Friends Like These is the second instalment of Meg Rosoff’s trilogy of summer novels, the first being The Great Godden, which was perfect seaside escapism. This time it’s a city summer: New York in 1982. A city of sweat and heat. I always go for books set in New York, and there’s something about the city during the eighties that is especially compelling.
After landing a coveted journalism internship, Beth arrives at a revoltingly hot and grubby shoebox apartment, ready for the next part of her life to begin. She meets her fellow interns, most notably a bold and fearless local cool girl, Edie, who sweeps Beth up into an intense and exciting friendship. It’s a coming-of-age story, and Beth encounters an array of new experiences, a touch of drugs, sexual encounters, and frenemy behaviour from her bestie.

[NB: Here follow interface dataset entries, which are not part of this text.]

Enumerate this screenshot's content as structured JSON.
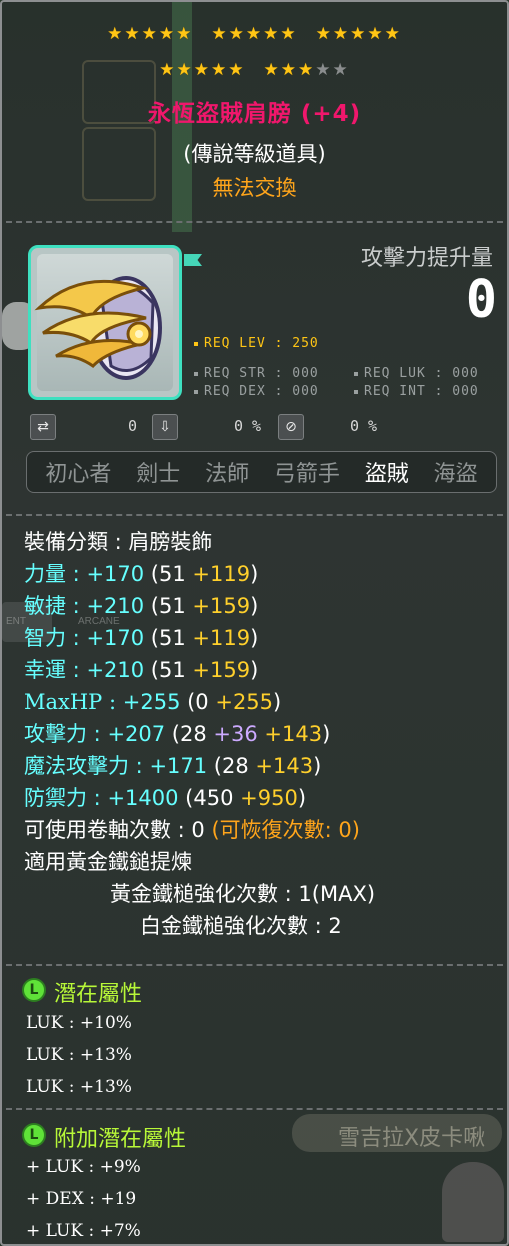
{
  "stars": {
    "row1": [
      [
        1,
        1,
        1,
        1,
        1
      ],
      [
        1,
        1,
        1,
        1,
        1
      ],
      [
        1,
        1,
        1,
        1,
        1
      ]
    ],
    "row2": [
      [
        1,
        1,
        1,
        1,
        1
      ],
      [
        1,
        1,
        1,
        0,
        0
      ]
    ],
    "glyph": "★"
  },
  "item": {
    "name": "永恆盜賊肩膀 (+4)",
    "grade": "(傳說等級道具)",
    "trade": "無法交換"
  },
  "attack_power_increase": {
    "label": "攻擊力提升量",
    "value": "0"
  },
  "requirements": {
    "lev": "REQ LEV : 250",
    "str": "REQ STR : 000",
    "dex": "REQ DEX : 000",
    "luk": "REQ LUK : 000",
    "int": "REQ INT : 000"
  },
  "icon_row": {
    "v1": "0",
    "v2": "0 %",
    "v3": "0 %"
  },
  "jobs": [
    "初心者",
    "劍士",
    "法師",
    "弓箭手",
    "盜賊",
    "海盜"
  ],
  "active_job": "盜賊",
  "stats": {
    "category": "裝備分類 : 肩膀裝飾",
    "str": {
      "label": "力量 : ",
      "total": "+170",
      "open": " (51 ",
      "bonus": "+119",
      "close": ")"
    },
    "dex": {
      "label": "敏捷 : ",
      "total": "+210",
      "open": " (51 ",
      "bonus": "+159",
      "close": ")"
    },
    "int": {
      "label": "智力 : ",
      "total": "+170",
      "open": " (51 ",
      "bonus": "+119",
      "close": ")"
    },
    "luk": {
      "label": "幸運 : ",
      "total": "+210",
      "open": " (51 ",
      "bonus": "+159",
      "close": ")"
    },
    "maxhp": {
      "label": "MaxHP : ",
      "total": "+255",
      "open": " (0 ",
      "bonus": "+255",
      "close": ")"
    },
    "att": {
      "label": "攻擊力 : ",
      "total": "+207",
      "open": " (28 ",
      "extra": "+36",
      "bonus": "+143",
      "close": ")"
    },
    "matt": {
      "label": "魔法攻擊力 : ",
      "total": "+171",
      "open": " (28 ",
      "bonus": "+143",
      "close": ")"
    },
    "def": {
      "label": "防禦力 : ",
      "total": "+1400",
      "open": " (450 ",
      "bonus": "+950",
      "close": ")"
    },
    "upgrades": "可使用卷軸次數 : 0 ",
    "recover": "(可恢復次數: 0)",
    "hammer": "適用黃金鐵鎚提煉",
    "golden": "黃金鐵槌強化次數 : 1(MAX)",
    "platinum": "白金鐵槌強化次數 : 2"
  },
  "potential": {
    "title": "潛在屬性",
    "lines": [
      "LUK : +10%",
      "LUK : +13%",
      "LUK : +13%"
    ]
  },
  "additional": {
    "title": "附加潛在屬性",
    "lines": [
      "+ LUK : +9%",
      "+ DEX : +19",
      "+ LUK : +7%"
    ]
  },
  "background_texts": {
    "user_name": "雪吉拉X皮卡啾",
    "arcane": "ARCANE",
    "ent": "ENT"
  },
  "colors": {
    "title": "#f0176c",
    "trade": "#ffa51b",
    "stat_blue": "#66ffff",
    "stat_yellow": "#ffd02c",
    "stat_purple": "#ccaaff",
    "potential_green": "#b8f838",
    "frame_teal": "#3ee0c0"
  }
}
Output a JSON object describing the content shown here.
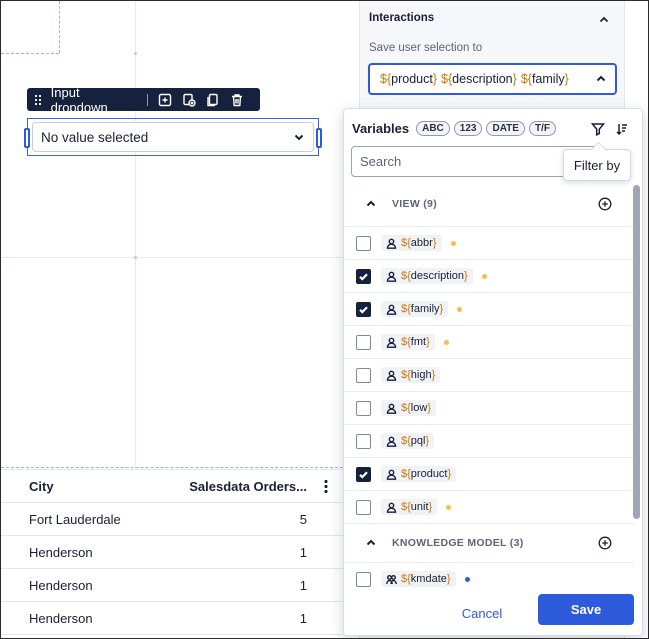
{
  "toolbar": {
    "label": "Input dropdown",
    "icons": [
      "add-component-icon",
      "duplicate-add-icon",
      "copy-icon",
      "trash-icon"
    ]
  },
  "dropdown": {
    "value": "No value selected"
  },
  "table": {
    "columns": [
      "City",
      "Salesdata Orders..."
    ],
    "rows": [
      {
        "city": "Fort Lauderdale",
        "orders": "5"
      },
      {
        "city": "Henderson",
        "orders": "1"
      },
      {
        "city": "Henderson",
        "orders": "1"
      },
      {
        "city": "Henderson",
        "orders": "1"
      }
    ]
  },
  "interactions": {
    "title": "Interactions",
    "save_label": "Save user selection to",
    "selected_tokens": [
      "product",
      "description",
      "family"
    ]
  },
  "variables_popover": {
    "title": "Variables",
    "type_tags": [
      "ABC",
      "123",
      "DATE",
      "T/F"
    ],
    "search_placeholder": "Search",
    "tooltip": "Filter by",
    "groups": [
      {
        "name": "VIEW (9)",
        "items": [
          {
            "name": "abbr",
            "checked": false,
            "dot": "#f5c04a"
          },
          {
            "name": "description",
            "checked": true,
            "dot": "#f5c04a"
          },
          {
            "name": "family",
            "checked": true,
            "dot": "#f5c04a"
          },
          {
            "name": "fmt",
            "checked": false,
            "dot": "#f5c04a"
          },
          {
            "name": "high",
            "checked": false,
            "dot": ""
          },
          {
            "name": "low",
            "checked": false,
            "dot": ""
          },
          {
            "name": "pql",
            "checked": false,
            "dot": ""
          },
          {
            "name": "product",
            "checked": true,
            "dot": ""
          },
          {
            "name": "unit",
            "checked": false,
            "dot": "#f5c04a"
          }
        ]
      },
      {
        "name": "KNOWLEDGE MODEL (3)",
        "items": [
          {
            "name": "kmdate",
            "checked": false,
            "dot": "#2e5bdc"
          }
        ]
      }
    ],
    "cancel_label": "Cancel",
    "save_label": "Save"
  },
  "colors": {
    "accent": "#2e5bdc",
    "toolbar_bg": "#16213e",
    "variable_brace": "#c77a0a"
  }
}
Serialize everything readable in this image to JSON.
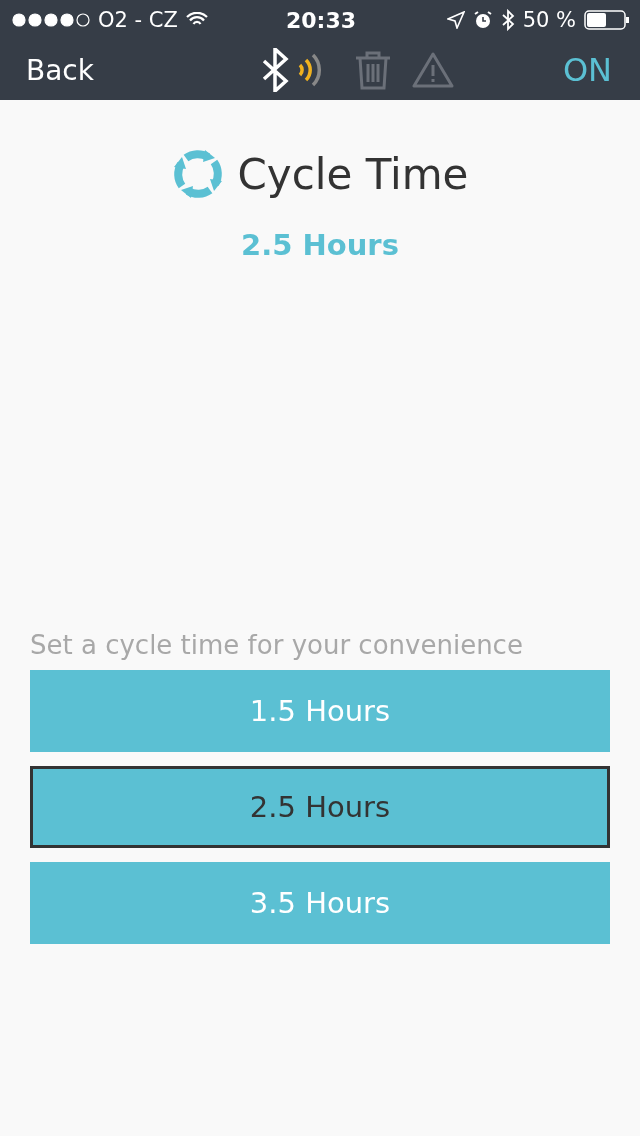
{
  "status_bar": {
    "carrier": "O2 - CZ",
    "time": "20:33",
    "battery": "50 %"
  },
  "nav": {
    "back": "Back",
    "power": "ON"
  },
  "header": {
    "title": "Cycle Time",
    "value": "2.5 Hours"
  },
  "prompt": "Set a cycle time for your convenience",
  "options": [
    {
      "label": "1.5 Hours",
      "selected": false
    },
    {
      "label": "2.5 Hours",
      "selected": true
    },
    {
      "label": "3.5 Hours",
      "selected": false
    }
  ]
}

Breezy isn’t the right word for Friends Like These: there’s a grittiness to it but you’ll hurtle through the plot. It’s not a lengthy book either, but it’s satisfyingly meaty and the characters are incredibly well formed. Beth is a smart and observant lead. She’s fresh on the scene but she learns fast and there’s plenty of points throughout the book relating to social strata, gender politics and the AIDs epidemic that was occurring at the time. After reading _Friends Like Thes_e, all I can say is, bring on Meg Rosoff’s third summer book! For ages 14+.